The presenters, under this assumption of sexism, proposed a variety of ways to enact a halachic marriage without the inclusion of a one-way purchase.
First, this is an inaccurate description of what Kiddushin is all about. Women are not considered the same as land to be purchased by a man in the same way. That we refer to Kiddushin as a Kinyan (acquisition) does not mean we mean a woman becomes the possession of her husband. Kiddushin is more about what the root of that Hebrew word is: Kodesh. It is about sanctifying the relationship; making it holy; a union blessed by God. I don’t know why the Gemarah used the word Kinayn in its discussions of betrothal. But it is definitely not about possessing your wife!
During that particular session Mrs. Lichtman thought back to her wedding day – which was very traditional... and started contemplating the Halachic aspects of her ceremony. It occurred to her that everyone she knew got married that way and wondered if she was a fool for not recognizing the chauvinism inherent in it. Was she a self hating woman, she wondered?
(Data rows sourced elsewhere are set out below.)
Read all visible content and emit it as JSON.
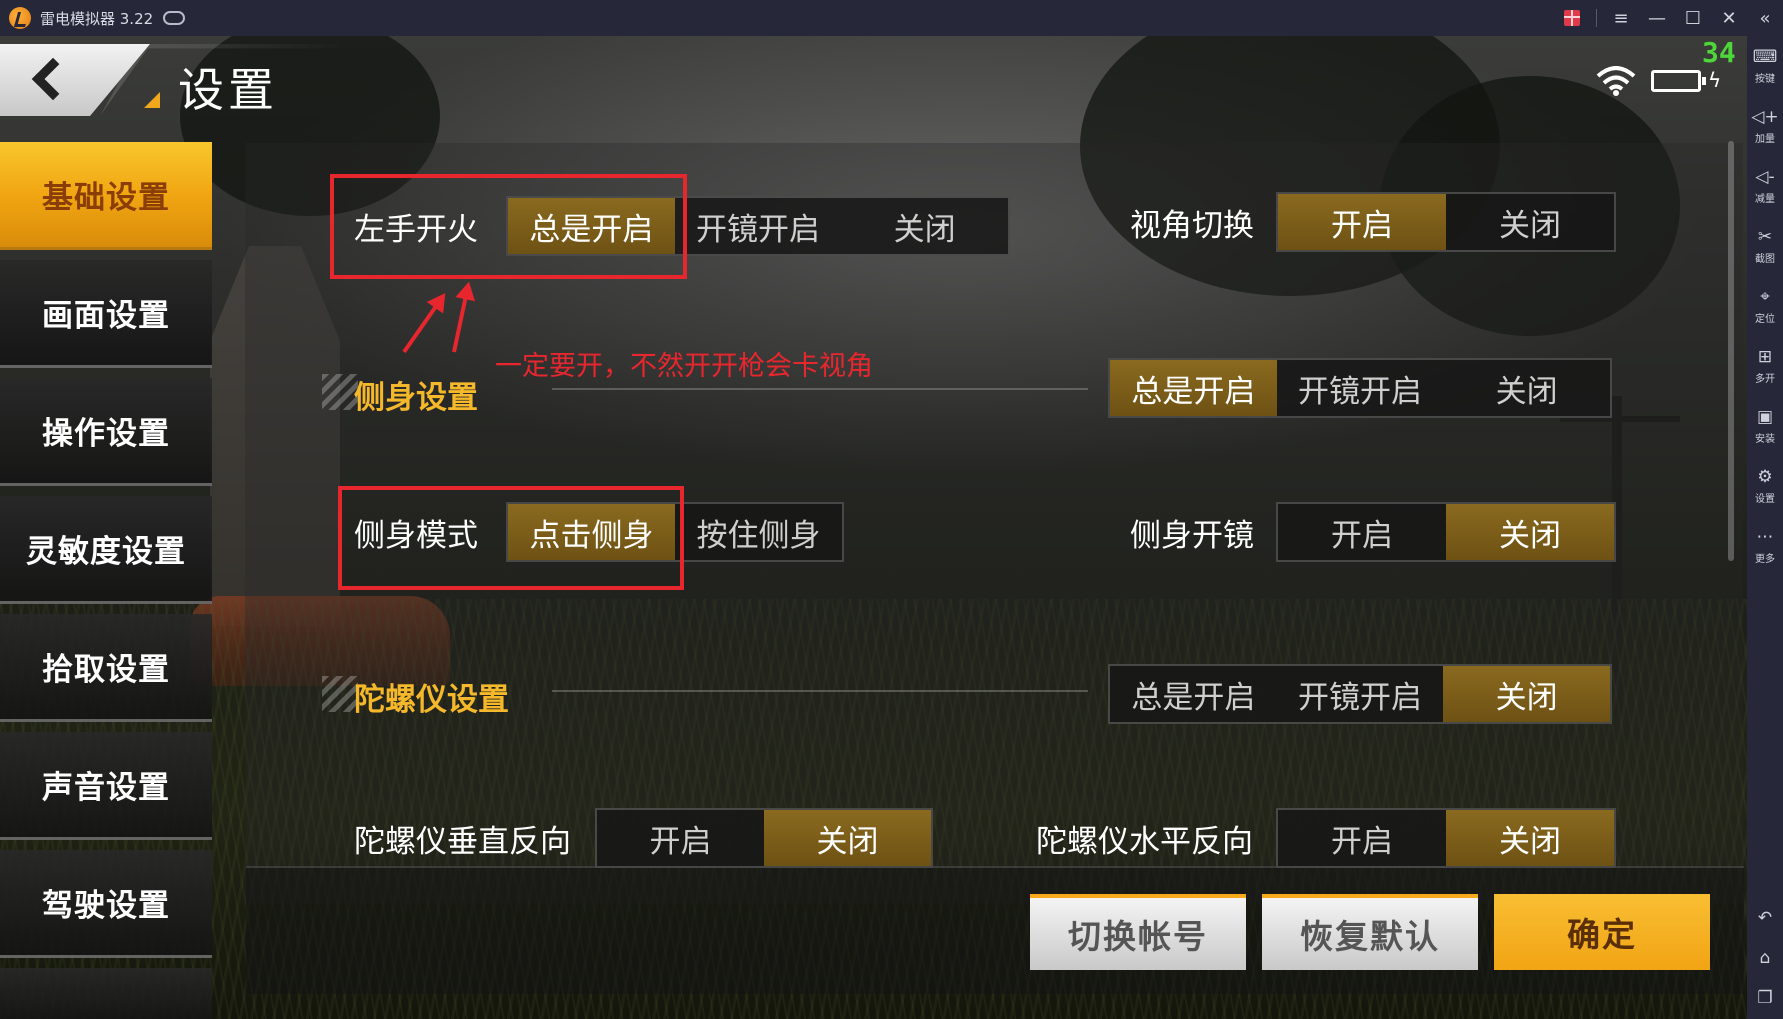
{
  "window": {
    "title": "雷电模拟器 3.22",
    "fps": "34"
  },
  "sidebar_tools": [
    {
      "icon": "keyboard-icon",
      "label": "按键"
    },
    {
      "icon": "volume-up-icon",
      "label": "加量"
    },
    {
      "icon": "volume-down-icon",
      "label": "减量"
    },
    {
      "icon": "scissors-icon",
      "label": "截图"
    },
    {
      "icon": "location-pin-icon",
      "label": "定位"
    },
    {
      "icon": "multi-open-icon",
      "label": "多开"
    },
    {
      "icon": "apk-install-icon",
      "label": "安装"
    },
    {
      "icon": "gear-icon",
      "label": "设置"
    },
    {
      "icon": "more-dots-icon",
      "label": "更多"
    }
  ],
  "page": {
    "title": "设置"
  },
  "nav": [
    {
      "label": "基础设置",
      "active": true
    },
    {
      "label": "画面设置",
      "active": false
    },
    {
      "label": "操作设置",
      "active": false
    },
    {
      "label": "灵敏度设置",
      "active": false
    },
    {
      "label": "拾取设置",
      "active": false
    },
    {
      "label": "声音设置",
      "active": false
    },
    {
      "label": "驾驶设置",
      "active": false
    }
  ],
  "settings": {
    "left_fire": {
      "label": "左手开火",
      "options": [
        "总是开启",
        "开镜开启",
        "关闭"
      ],
      "selected": "总是开启"
    },
    "view_switch": {
      "label": "视角切换",
      "options": [
        "开启",
        "关闭"
      ],
      "selected": "开启"
    },
    "lean_section": {
      "title": "侧身设置",
      "options": [
        "总是开启",
        "开镜开启",
        "关闭"
      ],
      "selected": "总是开启"
    },
    "lean_mode": {
      "label": "侧身模式",
      "options": [
        "点击侧身",
        "按住侧身"
      ],
      "selected": "点击侧身"
    },
    "lean_scope": {
      "label": "侧身开镜",
      "options": [
        "开启",
        "关闭"
      ],
      "selected": "关闭"
    },
    "gyro_section": {
      "title": "陀螺仪设置",
      "options": [
        "总是开启",
        "开镜开启",
        "关闭"
      ],
      "selected": "关闭"
    },
    "gyro_vertical": {
      "label": "陀螺仪垂直反向",
      "options": [
        "开启",
        "关闭"
      ],
      "selected": "关闭"
    },
    "gyro_horizontal": {
      "label": "陀螺仪水平反向",
      "options": [
        "开启",
        "关闭"
      ],
      "selected": "关闭"
    }
  },
  "annotation": {
    "text": "一定要开，不然开开枪会卡视角",
    "color": "#e8262e"
  },
  "buttons": {
    "switch_account": "切换帐号",
    "restore_default": "恢复默认",
    "confirm": "确定"
  },
  "colors": {
    "accent": "#f2a81d",
    "selected_option": "#8a6a1f",
    "section_title": "#f5b82a"
  }
}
She also started wondering whether her Orthodoxy in Judaism contradicted her Orthodoxy as a feminist.Was there some cognitive dissonance about this? She did not find answers to her questions at the conference.
How sad it is to put the kinds of doubts in the mind of a woman that was essentially happy with both her role in Judaism and her strong feminist ideals.
Does JOFA really perform a public service for women by expanding the definition of feminism into the realm of Orthodox Judaism? Is fighting to change traditional customs at a wedding in order to make it more egalitarian worth destroying the self image of women that heretofore felt good about themselves as both women and Jews? Many of whom supported the original goals of feminism as I did. I don’t think so.